[Interface dataset entries]
------------------------------------------------------------------------

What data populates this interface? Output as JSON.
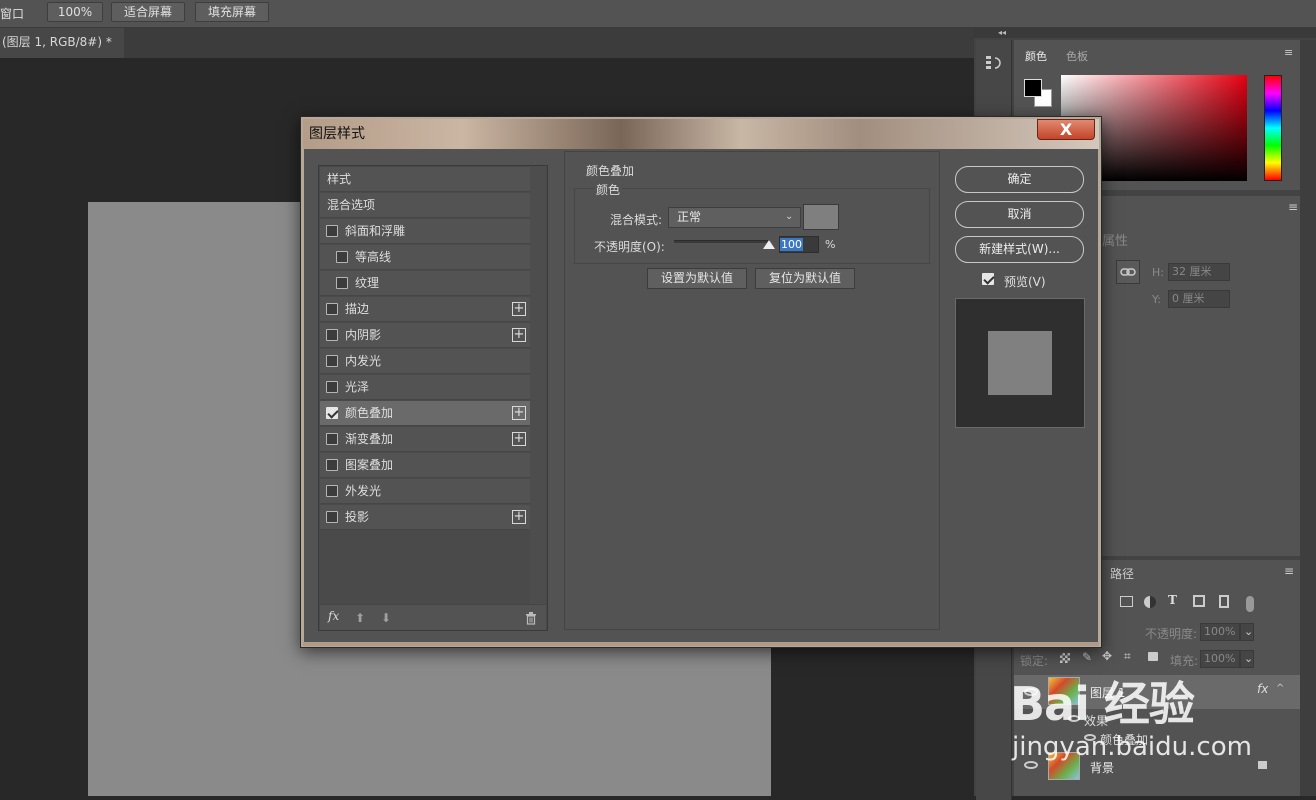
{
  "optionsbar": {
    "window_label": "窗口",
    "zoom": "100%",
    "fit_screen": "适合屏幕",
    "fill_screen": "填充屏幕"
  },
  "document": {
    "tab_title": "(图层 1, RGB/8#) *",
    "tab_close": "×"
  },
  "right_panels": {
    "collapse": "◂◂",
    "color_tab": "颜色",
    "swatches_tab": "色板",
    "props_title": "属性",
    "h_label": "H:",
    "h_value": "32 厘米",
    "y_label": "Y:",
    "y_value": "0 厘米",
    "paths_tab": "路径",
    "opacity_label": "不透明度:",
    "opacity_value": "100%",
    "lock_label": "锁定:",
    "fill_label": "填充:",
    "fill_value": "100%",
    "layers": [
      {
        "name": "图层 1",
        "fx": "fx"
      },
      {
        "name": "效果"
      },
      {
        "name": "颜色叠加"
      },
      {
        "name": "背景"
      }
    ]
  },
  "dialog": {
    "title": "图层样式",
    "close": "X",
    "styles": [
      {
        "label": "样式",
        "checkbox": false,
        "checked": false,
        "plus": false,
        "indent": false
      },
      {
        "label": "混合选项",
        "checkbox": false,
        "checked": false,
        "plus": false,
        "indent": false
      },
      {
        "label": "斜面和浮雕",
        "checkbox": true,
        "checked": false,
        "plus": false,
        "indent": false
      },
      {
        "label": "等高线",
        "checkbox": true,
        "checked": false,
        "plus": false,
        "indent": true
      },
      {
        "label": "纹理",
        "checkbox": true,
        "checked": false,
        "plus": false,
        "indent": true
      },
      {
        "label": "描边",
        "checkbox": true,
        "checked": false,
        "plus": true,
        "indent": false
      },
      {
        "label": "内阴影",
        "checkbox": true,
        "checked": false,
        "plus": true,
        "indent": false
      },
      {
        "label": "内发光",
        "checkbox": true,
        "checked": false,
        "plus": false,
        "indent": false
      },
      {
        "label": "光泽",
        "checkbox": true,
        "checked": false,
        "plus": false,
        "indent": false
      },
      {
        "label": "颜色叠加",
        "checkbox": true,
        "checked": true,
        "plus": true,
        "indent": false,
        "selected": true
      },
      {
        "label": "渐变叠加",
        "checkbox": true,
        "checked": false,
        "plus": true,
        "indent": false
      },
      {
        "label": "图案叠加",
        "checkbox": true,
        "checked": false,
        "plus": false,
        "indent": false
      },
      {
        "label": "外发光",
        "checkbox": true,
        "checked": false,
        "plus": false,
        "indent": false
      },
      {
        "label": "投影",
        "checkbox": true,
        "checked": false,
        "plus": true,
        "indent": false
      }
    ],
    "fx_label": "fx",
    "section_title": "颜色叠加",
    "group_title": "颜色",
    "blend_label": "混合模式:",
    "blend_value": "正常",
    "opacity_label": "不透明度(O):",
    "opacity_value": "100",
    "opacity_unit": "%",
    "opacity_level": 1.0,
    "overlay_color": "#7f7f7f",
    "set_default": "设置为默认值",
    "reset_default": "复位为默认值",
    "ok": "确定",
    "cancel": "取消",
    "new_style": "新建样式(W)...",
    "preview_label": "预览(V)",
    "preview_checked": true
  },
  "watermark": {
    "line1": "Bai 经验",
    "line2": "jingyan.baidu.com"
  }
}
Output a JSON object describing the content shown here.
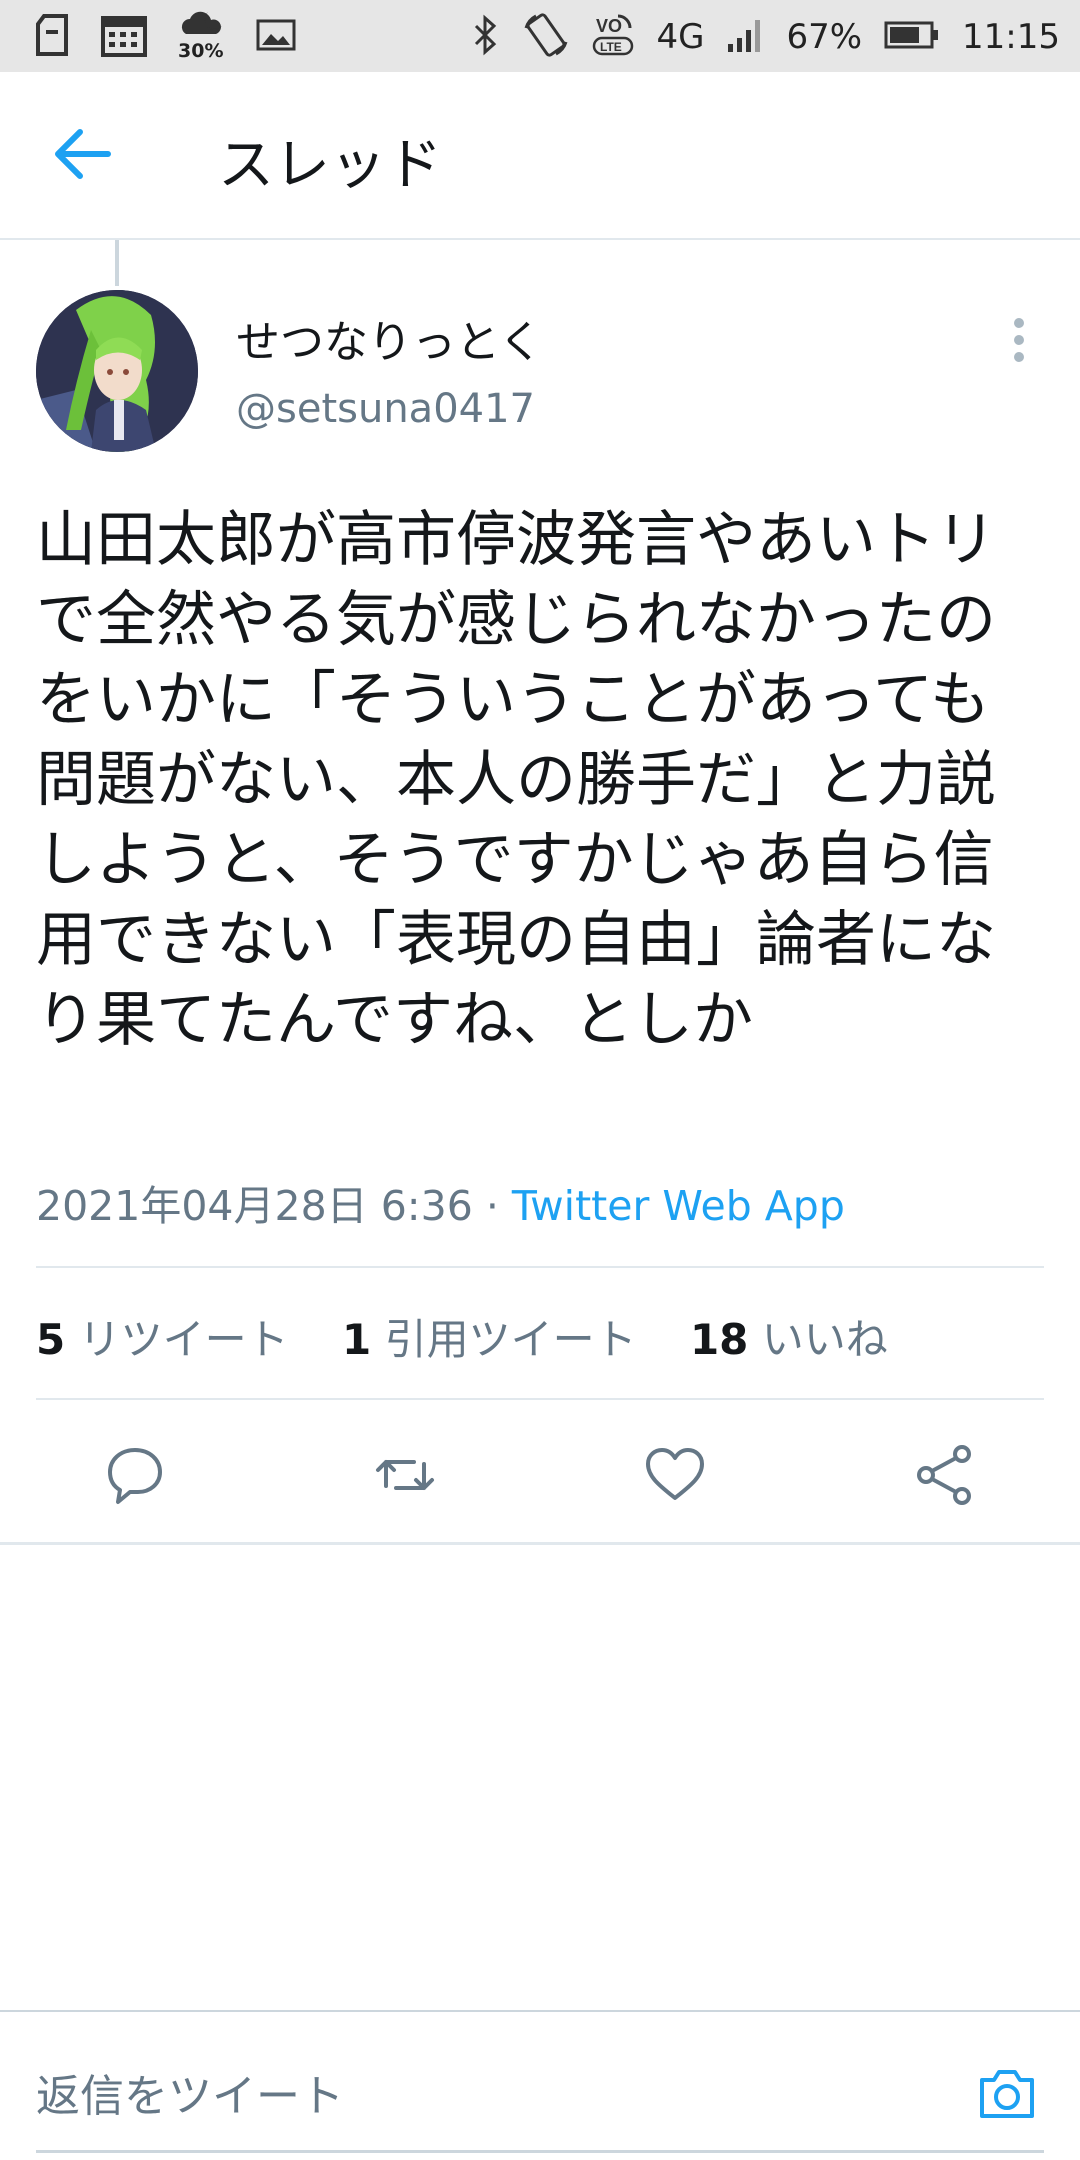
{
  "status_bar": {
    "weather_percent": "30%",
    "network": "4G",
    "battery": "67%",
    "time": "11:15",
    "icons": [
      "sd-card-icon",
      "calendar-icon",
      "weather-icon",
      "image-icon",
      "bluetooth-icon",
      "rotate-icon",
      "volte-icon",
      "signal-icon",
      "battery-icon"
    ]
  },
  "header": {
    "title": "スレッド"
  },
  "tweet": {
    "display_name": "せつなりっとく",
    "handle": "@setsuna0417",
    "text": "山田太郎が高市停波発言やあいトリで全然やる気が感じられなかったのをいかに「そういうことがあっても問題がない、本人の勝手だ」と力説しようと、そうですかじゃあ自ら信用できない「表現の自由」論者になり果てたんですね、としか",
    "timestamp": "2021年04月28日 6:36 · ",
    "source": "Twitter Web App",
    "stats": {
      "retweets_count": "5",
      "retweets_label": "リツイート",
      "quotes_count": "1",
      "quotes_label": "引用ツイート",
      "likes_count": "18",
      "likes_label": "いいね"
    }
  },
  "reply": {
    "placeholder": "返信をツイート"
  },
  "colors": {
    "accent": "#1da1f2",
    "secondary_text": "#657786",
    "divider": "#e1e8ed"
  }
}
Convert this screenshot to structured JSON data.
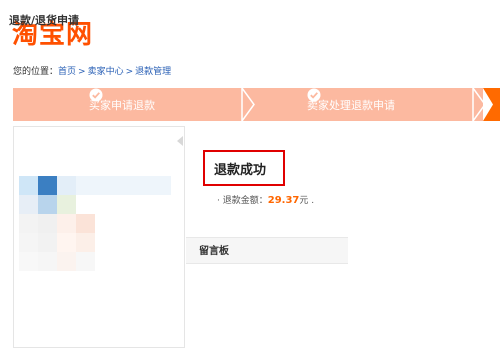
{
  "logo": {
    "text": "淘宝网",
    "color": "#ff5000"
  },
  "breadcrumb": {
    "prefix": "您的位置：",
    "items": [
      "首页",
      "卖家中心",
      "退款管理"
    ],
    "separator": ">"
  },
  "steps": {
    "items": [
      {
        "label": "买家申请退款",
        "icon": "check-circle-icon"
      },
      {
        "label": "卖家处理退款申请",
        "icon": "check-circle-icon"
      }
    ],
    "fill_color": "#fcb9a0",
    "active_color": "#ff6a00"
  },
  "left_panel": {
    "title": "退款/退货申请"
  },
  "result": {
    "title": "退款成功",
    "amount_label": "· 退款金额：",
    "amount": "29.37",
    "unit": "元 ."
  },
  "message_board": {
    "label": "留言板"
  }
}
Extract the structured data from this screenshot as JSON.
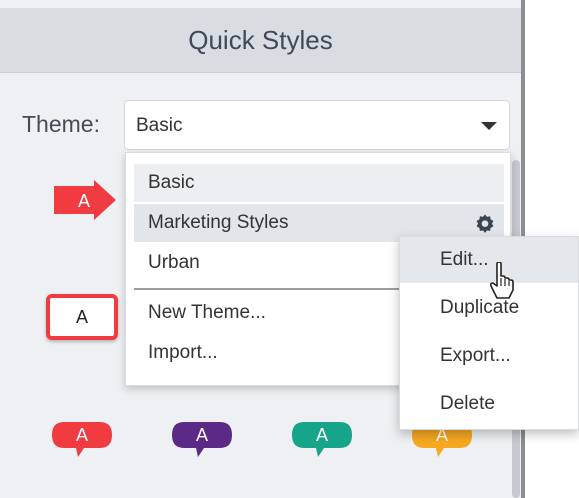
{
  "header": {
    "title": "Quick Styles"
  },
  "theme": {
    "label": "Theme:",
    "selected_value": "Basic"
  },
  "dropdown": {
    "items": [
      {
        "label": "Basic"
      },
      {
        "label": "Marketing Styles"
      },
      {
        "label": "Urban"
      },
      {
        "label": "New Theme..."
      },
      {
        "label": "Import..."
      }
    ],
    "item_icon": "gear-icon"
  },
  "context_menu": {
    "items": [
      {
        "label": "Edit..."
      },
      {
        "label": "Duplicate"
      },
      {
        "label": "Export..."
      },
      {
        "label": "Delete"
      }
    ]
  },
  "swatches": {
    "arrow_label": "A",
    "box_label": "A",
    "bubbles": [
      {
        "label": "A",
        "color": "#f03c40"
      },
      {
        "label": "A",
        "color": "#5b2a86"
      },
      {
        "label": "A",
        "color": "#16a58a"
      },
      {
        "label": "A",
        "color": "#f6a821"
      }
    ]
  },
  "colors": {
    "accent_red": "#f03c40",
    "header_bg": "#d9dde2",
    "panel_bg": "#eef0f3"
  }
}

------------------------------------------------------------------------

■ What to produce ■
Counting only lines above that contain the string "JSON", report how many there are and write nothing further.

■ Exercise answer ■
4